Task directions: The answer must consist of every line in the records that contains the word "JSON".

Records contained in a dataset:
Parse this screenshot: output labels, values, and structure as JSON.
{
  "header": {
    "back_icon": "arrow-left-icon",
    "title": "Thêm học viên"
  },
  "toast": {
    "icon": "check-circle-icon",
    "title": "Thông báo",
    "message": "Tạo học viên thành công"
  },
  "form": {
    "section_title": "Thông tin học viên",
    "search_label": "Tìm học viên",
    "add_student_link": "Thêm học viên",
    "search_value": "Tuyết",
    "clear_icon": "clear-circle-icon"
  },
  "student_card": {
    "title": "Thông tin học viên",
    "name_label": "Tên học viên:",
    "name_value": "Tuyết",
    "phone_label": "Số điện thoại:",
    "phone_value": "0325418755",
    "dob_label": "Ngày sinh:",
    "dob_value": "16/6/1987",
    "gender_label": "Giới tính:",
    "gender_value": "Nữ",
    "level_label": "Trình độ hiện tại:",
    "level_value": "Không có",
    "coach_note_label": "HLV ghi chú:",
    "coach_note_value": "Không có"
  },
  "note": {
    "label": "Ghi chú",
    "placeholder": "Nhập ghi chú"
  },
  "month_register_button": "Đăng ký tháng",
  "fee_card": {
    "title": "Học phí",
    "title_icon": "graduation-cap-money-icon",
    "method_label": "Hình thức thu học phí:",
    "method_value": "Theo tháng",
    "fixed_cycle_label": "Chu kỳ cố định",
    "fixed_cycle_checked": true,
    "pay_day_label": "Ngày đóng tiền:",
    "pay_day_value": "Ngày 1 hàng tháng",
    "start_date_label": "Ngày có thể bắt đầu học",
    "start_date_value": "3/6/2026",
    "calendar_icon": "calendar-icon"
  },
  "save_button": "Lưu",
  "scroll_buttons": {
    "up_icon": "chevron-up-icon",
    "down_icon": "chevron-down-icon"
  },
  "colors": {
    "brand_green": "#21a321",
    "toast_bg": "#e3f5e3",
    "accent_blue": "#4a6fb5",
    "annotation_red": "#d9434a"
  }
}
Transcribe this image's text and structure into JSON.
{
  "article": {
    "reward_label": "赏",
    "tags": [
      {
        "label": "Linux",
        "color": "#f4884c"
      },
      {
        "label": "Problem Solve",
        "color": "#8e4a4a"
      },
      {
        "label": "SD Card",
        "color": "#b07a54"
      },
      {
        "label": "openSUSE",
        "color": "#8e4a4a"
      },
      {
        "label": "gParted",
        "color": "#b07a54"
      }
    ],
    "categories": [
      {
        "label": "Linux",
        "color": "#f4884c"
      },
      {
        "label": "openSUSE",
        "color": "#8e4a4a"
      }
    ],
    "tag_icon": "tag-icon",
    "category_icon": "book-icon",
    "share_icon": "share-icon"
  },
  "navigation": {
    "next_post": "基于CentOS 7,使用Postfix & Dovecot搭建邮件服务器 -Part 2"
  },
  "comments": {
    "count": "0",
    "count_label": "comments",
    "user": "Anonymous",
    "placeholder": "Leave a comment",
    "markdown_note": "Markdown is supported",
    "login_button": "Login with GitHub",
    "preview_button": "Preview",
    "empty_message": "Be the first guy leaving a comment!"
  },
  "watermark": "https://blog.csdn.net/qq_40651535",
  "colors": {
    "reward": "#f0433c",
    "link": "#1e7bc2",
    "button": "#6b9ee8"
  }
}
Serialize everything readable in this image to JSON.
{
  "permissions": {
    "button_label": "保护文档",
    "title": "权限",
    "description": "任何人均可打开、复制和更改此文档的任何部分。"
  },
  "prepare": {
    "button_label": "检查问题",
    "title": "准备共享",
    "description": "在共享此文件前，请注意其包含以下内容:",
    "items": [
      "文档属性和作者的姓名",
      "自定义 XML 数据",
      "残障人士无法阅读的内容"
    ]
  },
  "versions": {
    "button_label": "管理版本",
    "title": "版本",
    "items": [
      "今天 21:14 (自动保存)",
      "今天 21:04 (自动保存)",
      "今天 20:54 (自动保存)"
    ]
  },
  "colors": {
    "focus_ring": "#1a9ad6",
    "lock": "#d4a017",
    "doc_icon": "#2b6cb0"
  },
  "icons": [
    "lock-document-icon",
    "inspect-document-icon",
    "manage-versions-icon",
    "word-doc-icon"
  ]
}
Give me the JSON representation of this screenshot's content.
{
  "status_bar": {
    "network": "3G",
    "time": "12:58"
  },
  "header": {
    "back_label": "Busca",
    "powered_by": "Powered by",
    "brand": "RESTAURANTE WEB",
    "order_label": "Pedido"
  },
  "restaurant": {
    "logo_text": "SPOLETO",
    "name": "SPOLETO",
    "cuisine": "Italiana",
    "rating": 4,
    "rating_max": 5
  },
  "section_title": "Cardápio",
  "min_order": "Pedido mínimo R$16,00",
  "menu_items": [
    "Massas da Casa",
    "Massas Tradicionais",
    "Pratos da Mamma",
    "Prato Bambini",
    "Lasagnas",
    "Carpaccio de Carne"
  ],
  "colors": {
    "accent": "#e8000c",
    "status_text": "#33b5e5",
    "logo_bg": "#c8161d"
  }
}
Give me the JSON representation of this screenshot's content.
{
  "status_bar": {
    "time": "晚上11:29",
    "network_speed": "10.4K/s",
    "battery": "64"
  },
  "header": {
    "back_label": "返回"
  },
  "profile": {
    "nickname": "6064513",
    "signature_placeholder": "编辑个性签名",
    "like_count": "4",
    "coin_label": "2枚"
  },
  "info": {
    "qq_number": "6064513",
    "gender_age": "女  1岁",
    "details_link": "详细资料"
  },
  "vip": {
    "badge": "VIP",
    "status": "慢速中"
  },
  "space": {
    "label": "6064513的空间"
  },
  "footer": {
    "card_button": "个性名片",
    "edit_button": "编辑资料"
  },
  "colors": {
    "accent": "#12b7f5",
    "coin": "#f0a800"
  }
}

Your solution:
Parse this screenshot: output labels, values, and structure as JSON.
Transcribe this image's text and structure into JSON.
Serialize everything readable in this image to JSON.
Give me the JSON representation of this screenshot's content.
Give me the JSON representation of this screenshot's content.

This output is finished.